Q & A 29.1/10
A tree preservation order (TPO) has been placed on a group of rhododendrons in the large garden of my client's house, which lies in a semi-rural area. I do not consider that these shrubs are "trees", although they have grown to a substantial height, and argue that they cannot be the subject of a TPO. However, the local authority insists otherwise. Can it be correct?

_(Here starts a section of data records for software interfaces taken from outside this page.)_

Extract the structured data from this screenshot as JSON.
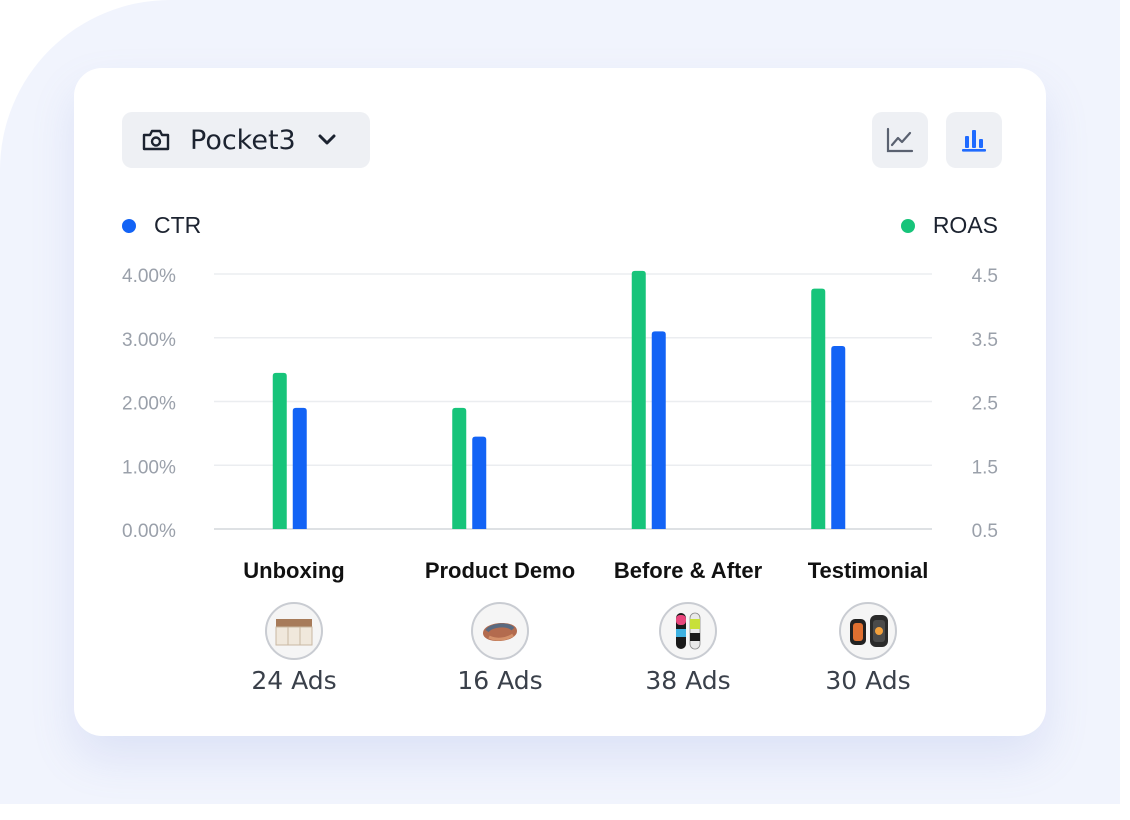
{
  "selector": {
    "device": "Pocket3",
    "icon": "camera-icon"
  },
  "view_toggle": {
    "line_icon": "line-chart-icon",
    "bar_icon": "bar-chart-icon",
    "active": "bar",
    "active_color": "#1f6bff",
    "inactive_color": "#5a6170"
  },
  "legend": {
    "left": {
      "label": "CTR",
      "color": "#1363f5"
    },
    "right": {
      "label": "ROAS",
      "color": "#17c47a"
    }
  },
  "categories": [
    {
      "label": "Unboxing",
      "ads": "24 Ads",
      "thumb": "storage-box-thumbnail"
    },
    {
      "label": "Product Demo",
      "ads": "16 Ads",
      "thumb": "scarf-thumbnail"
    },
    {
      "label": "Before & After",
      "ads": "38 Ads",
      "thumb": "skis-thumbnail"
    },
    {
      "label": "Testimonial",
      "ads": "30 Ads",
      "thumb": "smartwatch-thumbnail"
    }
  ],
  "chart_data": {
    "type": "bar",
    "categories": [
      "Unboxing",
      "Product Demo",
      "Before & After",
      "Testimonial"
    ],
    "series": [
      {
        "name": "ROAS",
        "axis": "right",
        "color": "#17c47a",
        "values": [
          2.95,
          2.4,
          4.55,
          4.27
        ]
      },
      {
        "name": "CTR",
        "axis": "left",
        "color": "#1363f5",
        "values": [
          1.9,
          1.45,
          3.1,
          2.87
        ]
      }
    ],
    "y_left": {
      "ticks": [
        "4.00%",
        "3.00%",
        "2.00%",
        "1.00%",
        "0.00%"
      ],
      "range": [
        0,
        4
      ]
    },
    "y_right": {
      "ticks": [
        "4.5",
        "3.5",
        "2.5",
        "1.5",
        "0.5"
      ],
      "range": [
        0.5,
        4.5
      ]
    },
    "grid": true,
    "legend": "top"
  }
}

The Government publication Tree Preservation Orders: A Guide to the Law and Good Practice explains that a TPO protects "trees and woodlands". It adds that the term "tree" is not defined in the Town and Country Planning Act 1990 and explains that this does not limit the application of TPOs to trees of a minimum size. The guide goes on to say that for the purposes of the legislation, the High Court has held that a tree is anything that one would ordinarily call a tree. This is a reference to the ruling in Bullock v Secretary of State for the Environment , where the judge opined that scrub, bushes and shrubs would not fall within the meaning of the term. The guide notes that the dictionary defines a tree as "a perennial plant with a self-supporting woody main stem, usually developing woody branches at some distance from the ground and growing to a considerable height and size". While most varieties of rhododendron are generally considered to be shrubs, some are evidently small trees. It is therefore possible that a TPO could be placed on a group of such trees, but only where this would be expedient in the interests of public amenity. Chapter 3 of the guide sets out the circumstances where this would be the case.